Legislation and laws are only part of the equation. Once they are instituted, enforcement of these regulations must occur – to ensure compliance. Unfortunately, this is largely not the case.
Many governments are unable to fund efforts, as the costs are quite substantial.
Often sharkfinning or fishing bans are symbolic gestures, but not cost-effective endeavors in terms of actually enforcing them, and thus, they are meaningless. Patrolling thousands of nautical miles, effectively inspecting every boat and log book, and prosecuting offenders means hundreds of thousands if not millions of US dollars a year.
Many economically strained countries do not realize the value the sharks in the water play to their overarching country’s economics. This may require industrialized nations to step in and assist with the funding of these efforts.
Given the stakes, many governmental officials may also lack the political will to enforce their legislation. Bribery and corruption are common – ensuring wealthy middle-men can continue acquiring their valuable fins – for trade in other countries. In South Africa recently, a seized shipment of 4 tons of shark fins was sold back to the commercial fishery the fins were seized from.

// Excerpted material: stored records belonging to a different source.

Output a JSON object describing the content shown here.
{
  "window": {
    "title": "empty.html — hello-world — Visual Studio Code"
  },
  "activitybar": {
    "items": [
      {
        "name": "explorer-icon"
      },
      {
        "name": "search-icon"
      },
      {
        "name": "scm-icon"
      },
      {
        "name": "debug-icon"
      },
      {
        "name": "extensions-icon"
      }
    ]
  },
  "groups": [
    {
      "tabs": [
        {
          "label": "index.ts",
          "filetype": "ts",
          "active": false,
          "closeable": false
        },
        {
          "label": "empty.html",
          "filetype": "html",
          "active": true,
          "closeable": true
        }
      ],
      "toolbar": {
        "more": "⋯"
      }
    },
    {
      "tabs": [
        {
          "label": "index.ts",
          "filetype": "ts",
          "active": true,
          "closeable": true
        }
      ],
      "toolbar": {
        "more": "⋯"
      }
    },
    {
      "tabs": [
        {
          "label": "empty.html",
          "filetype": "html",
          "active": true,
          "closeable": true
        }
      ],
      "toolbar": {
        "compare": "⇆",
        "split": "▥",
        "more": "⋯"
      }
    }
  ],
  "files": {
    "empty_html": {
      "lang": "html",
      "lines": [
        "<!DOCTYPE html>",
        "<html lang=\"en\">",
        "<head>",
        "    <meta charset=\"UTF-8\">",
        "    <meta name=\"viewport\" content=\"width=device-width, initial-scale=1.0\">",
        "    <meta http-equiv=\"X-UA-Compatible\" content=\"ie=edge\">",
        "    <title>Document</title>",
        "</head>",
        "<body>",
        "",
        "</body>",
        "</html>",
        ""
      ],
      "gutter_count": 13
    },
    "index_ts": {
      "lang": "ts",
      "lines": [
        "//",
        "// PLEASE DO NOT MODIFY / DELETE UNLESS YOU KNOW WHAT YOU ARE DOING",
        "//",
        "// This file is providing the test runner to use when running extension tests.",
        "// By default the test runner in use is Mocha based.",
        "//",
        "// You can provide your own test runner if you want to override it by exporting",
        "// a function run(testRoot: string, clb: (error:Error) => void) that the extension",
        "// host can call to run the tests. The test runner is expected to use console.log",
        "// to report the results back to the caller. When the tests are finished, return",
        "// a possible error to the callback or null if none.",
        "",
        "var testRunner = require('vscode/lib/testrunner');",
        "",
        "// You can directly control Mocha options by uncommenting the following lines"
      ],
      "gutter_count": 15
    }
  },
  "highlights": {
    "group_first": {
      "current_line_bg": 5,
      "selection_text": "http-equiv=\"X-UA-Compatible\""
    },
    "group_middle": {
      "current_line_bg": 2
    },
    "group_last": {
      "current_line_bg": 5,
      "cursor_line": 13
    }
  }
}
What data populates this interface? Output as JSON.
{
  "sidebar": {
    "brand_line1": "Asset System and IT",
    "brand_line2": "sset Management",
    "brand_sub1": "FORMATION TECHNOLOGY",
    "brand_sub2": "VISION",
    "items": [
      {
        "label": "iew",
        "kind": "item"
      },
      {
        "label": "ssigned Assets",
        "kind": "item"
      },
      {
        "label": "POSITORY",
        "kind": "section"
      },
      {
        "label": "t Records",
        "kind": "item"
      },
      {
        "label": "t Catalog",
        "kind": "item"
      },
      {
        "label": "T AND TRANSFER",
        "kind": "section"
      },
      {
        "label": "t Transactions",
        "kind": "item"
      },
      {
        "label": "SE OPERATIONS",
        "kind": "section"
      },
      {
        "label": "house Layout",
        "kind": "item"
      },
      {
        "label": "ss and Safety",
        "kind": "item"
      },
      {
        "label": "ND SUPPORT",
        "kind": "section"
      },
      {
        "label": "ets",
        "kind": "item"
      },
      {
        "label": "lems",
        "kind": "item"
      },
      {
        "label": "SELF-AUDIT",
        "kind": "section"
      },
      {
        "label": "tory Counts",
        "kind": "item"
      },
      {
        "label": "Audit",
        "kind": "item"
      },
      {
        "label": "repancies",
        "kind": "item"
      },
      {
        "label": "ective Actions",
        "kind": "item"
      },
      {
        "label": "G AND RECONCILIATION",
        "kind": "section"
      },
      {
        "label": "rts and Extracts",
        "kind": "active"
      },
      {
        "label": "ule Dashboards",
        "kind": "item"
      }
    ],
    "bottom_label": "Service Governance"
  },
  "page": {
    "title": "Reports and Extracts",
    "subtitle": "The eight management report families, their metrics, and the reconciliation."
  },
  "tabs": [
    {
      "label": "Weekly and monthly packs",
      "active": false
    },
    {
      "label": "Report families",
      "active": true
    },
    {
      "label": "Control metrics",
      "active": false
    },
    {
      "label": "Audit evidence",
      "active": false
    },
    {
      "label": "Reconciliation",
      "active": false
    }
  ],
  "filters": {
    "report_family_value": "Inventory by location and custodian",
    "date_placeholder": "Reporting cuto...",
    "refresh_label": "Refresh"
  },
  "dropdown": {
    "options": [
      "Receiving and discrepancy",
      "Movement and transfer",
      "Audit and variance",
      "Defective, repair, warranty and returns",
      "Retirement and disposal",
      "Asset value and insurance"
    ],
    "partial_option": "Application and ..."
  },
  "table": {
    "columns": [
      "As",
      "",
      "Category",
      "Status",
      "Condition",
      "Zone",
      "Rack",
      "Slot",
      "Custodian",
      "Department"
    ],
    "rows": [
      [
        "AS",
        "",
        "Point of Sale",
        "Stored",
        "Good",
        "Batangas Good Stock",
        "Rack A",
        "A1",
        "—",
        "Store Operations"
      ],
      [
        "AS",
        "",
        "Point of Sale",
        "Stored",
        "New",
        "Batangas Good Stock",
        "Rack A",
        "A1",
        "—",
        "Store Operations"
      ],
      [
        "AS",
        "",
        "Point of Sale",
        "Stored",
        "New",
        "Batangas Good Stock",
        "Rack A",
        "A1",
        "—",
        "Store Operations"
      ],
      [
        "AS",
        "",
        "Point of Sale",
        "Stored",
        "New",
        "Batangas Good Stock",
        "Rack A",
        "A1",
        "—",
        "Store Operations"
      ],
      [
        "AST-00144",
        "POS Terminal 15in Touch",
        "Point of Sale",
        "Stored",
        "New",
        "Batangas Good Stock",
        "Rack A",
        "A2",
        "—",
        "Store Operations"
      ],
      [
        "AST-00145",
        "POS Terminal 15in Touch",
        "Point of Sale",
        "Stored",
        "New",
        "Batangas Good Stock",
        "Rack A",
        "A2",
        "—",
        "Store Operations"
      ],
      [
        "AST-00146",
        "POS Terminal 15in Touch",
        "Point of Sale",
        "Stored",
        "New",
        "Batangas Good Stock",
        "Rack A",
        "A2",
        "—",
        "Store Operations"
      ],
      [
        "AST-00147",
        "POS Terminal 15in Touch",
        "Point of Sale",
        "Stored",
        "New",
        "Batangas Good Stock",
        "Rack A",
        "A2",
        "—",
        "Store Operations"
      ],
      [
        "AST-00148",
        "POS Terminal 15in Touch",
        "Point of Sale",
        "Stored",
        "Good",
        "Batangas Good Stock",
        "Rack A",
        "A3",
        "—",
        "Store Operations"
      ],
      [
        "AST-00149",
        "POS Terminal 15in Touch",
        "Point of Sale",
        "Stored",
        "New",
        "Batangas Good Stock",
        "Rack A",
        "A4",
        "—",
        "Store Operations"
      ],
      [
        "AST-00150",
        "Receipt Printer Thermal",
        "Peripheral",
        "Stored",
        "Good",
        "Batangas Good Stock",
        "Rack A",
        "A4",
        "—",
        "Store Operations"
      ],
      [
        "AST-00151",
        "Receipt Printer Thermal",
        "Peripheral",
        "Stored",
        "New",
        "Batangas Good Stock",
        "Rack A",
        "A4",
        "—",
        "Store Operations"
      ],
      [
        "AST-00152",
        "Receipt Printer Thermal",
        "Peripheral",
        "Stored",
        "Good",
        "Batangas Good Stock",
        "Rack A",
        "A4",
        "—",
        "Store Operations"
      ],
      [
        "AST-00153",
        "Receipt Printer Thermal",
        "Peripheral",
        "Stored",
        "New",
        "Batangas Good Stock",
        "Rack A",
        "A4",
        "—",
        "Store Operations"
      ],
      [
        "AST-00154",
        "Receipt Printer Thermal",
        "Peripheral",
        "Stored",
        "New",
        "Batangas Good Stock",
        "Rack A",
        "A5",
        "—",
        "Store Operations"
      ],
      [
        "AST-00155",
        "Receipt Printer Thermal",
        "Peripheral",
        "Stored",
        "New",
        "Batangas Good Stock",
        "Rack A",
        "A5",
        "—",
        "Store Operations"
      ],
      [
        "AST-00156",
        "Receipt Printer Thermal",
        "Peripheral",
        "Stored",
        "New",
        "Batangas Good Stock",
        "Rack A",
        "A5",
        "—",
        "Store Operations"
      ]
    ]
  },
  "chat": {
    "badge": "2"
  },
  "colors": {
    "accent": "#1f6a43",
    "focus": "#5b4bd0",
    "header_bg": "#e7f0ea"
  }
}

The practice isn’t limited to members of the “shark fin mafia”. Governments of one country often put pressure on governments of others (whose waters have healthy shark populations) through under-the-table deals and large-scale investment. For instance, it is widely known the Costa Rican government accepted millions of dollars in infrastructure investments from Taiwan in return for the establishment of the “shark fin highway” – a series of private docks in Punteranas, allowing illegal shark fins to freely pass through by the hundreds of thousands.
Effectively enforcing bans also presents problems due to the black markets and the ease of smuggling fins, due to their size. Fins move out of the Galapagos easily – in suitcases. Most significantly, any regional or wide-scale regulation on the oceans is inherently difficult to enforce because it is nearly impossible to patrol the open sea.
Currently, Great White Sharks, Whale Sharks and Basking Sharks are the only sharks to have been listed on CITES Appendices. Even CITES only restricts “trade” in these shark species, not hunting or killing them. Worse yet, there is no international body to enforce this legislation.
Although only three species of shark that are protected from international trade out of over 500 are protected, this is not an indication of which species deserve to be protected, but rather a reflection of the inadequate methods we currently have of providing worldwide protection to endangered species.
Poor public image already threatens existing conservation measures like in South Africa where white sharks are protected, but if there is an attack, people threaten that protection by calling for them to be killed. This stems from an irrational fear and perceived ‘problem’ generated by the media.
A handful of shark species are protected, typically regionally, in small reserves. Even these sharks are the targets of illegal fishing. And legal shark fishing continues throughout the world – even in places like the Great Barrier Reef.